──────── Data extract ────────
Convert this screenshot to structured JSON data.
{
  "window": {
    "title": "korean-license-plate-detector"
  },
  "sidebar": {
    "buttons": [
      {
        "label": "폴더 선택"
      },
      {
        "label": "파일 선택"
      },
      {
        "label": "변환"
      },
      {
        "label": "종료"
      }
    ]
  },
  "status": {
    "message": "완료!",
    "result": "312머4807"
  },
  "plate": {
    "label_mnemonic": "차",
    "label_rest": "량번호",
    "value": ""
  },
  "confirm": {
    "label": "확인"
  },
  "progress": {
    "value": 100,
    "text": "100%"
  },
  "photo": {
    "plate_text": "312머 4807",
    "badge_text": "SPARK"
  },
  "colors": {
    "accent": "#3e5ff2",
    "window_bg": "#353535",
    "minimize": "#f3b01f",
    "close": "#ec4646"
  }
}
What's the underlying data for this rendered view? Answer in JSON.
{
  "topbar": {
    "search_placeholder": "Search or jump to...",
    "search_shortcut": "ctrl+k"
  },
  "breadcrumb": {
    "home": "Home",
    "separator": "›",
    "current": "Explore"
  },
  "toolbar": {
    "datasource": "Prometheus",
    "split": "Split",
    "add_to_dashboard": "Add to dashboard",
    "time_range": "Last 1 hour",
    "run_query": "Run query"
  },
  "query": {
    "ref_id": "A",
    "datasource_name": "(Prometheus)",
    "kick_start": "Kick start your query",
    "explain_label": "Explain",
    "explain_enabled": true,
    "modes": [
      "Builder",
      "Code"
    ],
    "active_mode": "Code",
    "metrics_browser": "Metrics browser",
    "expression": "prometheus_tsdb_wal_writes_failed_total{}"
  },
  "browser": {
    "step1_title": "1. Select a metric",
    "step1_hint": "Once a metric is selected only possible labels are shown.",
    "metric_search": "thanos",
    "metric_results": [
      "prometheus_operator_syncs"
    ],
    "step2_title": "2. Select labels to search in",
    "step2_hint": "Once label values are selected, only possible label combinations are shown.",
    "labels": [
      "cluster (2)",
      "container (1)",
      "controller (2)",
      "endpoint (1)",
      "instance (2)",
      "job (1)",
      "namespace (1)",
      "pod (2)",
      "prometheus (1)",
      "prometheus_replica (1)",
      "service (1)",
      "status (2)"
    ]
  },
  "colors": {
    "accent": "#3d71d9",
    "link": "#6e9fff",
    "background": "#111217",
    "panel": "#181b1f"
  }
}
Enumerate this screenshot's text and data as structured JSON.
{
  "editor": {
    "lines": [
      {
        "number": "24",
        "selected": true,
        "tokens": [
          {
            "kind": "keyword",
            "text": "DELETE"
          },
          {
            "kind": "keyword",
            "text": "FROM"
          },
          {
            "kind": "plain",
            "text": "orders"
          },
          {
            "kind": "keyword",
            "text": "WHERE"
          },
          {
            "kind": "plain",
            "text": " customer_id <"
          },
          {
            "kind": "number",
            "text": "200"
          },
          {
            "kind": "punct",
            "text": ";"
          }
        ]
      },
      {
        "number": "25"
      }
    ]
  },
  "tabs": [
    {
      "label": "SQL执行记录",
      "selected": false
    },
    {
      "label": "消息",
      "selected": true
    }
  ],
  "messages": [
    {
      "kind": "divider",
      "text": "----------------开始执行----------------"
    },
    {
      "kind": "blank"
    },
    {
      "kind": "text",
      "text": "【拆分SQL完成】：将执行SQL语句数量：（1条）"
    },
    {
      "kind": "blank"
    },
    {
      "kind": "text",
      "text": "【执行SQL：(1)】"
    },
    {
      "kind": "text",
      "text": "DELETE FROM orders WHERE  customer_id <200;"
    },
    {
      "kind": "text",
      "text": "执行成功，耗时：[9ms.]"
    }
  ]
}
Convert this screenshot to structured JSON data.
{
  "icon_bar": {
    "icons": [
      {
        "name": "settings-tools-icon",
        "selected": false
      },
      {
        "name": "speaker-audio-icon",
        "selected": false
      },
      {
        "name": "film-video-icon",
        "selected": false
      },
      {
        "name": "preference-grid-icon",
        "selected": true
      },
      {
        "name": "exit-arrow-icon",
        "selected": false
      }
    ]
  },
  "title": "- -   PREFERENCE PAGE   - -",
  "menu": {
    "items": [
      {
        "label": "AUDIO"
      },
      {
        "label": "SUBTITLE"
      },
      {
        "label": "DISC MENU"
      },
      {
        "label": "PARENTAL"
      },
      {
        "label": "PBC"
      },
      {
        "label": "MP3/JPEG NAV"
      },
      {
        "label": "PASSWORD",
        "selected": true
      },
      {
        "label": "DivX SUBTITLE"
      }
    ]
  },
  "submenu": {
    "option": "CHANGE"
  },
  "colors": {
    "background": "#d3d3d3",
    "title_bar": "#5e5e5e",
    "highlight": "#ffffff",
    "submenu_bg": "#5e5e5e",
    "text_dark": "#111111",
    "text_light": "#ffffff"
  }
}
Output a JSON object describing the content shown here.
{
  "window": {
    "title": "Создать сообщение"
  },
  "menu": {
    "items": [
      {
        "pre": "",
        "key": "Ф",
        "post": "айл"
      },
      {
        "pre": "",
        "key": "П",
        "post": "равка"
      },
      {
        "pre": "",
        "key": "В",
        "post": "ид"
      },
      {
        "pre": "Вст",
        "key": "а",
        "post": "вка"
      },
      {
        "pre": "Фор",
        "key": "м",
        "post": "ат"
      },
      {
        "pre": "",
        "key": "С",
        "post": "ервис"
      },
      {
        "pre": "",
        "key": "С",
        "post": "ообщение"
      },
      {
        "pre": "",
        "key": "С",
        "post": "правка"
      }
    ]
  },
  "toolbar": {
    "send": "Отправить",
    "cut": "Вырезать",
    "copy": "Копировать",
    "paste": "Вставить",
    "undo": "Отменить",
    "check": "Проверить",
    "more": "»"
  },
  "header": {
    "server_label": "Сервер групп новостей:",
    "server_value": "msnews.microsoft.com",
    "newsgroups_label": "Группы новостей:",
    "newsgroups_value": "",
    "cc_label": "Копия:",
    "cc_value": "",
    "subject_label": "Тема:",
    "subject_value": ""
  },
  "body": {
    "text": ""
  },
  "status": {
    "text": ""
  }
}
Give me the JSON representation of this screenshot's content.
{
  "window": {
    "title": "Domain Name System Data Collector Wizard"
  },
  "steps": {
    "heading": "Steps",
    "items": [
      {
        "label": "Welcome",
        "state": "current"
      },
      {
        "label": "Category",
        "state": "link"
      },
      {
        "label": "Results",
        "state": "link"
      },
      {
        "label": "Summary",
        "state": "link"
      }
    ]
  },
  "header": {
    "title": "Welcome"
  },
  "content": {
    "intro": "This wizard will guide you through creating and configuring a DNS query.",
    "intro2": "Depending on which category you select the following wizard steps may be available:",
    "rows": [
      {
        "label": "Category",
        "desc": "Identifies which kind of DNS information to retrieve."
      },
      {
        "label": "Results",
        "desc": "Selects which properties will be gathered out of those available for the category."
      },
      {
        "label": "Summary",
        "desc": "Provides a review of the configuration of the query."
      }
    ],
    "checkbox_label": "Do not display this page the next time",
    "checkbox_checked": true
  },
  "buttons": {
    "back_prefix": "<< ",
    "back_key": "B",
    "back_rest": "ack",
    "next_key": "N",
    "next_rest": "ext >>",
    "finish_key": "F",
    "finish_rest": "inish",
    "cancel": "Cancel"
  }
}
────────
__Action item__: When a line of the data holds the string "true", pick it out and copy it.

__Exercise solution__:
    "explain_enabled": true,
        "selected": true,
      "selected": true
        "selected": true
        "selected": true
    "checkbox_checked": true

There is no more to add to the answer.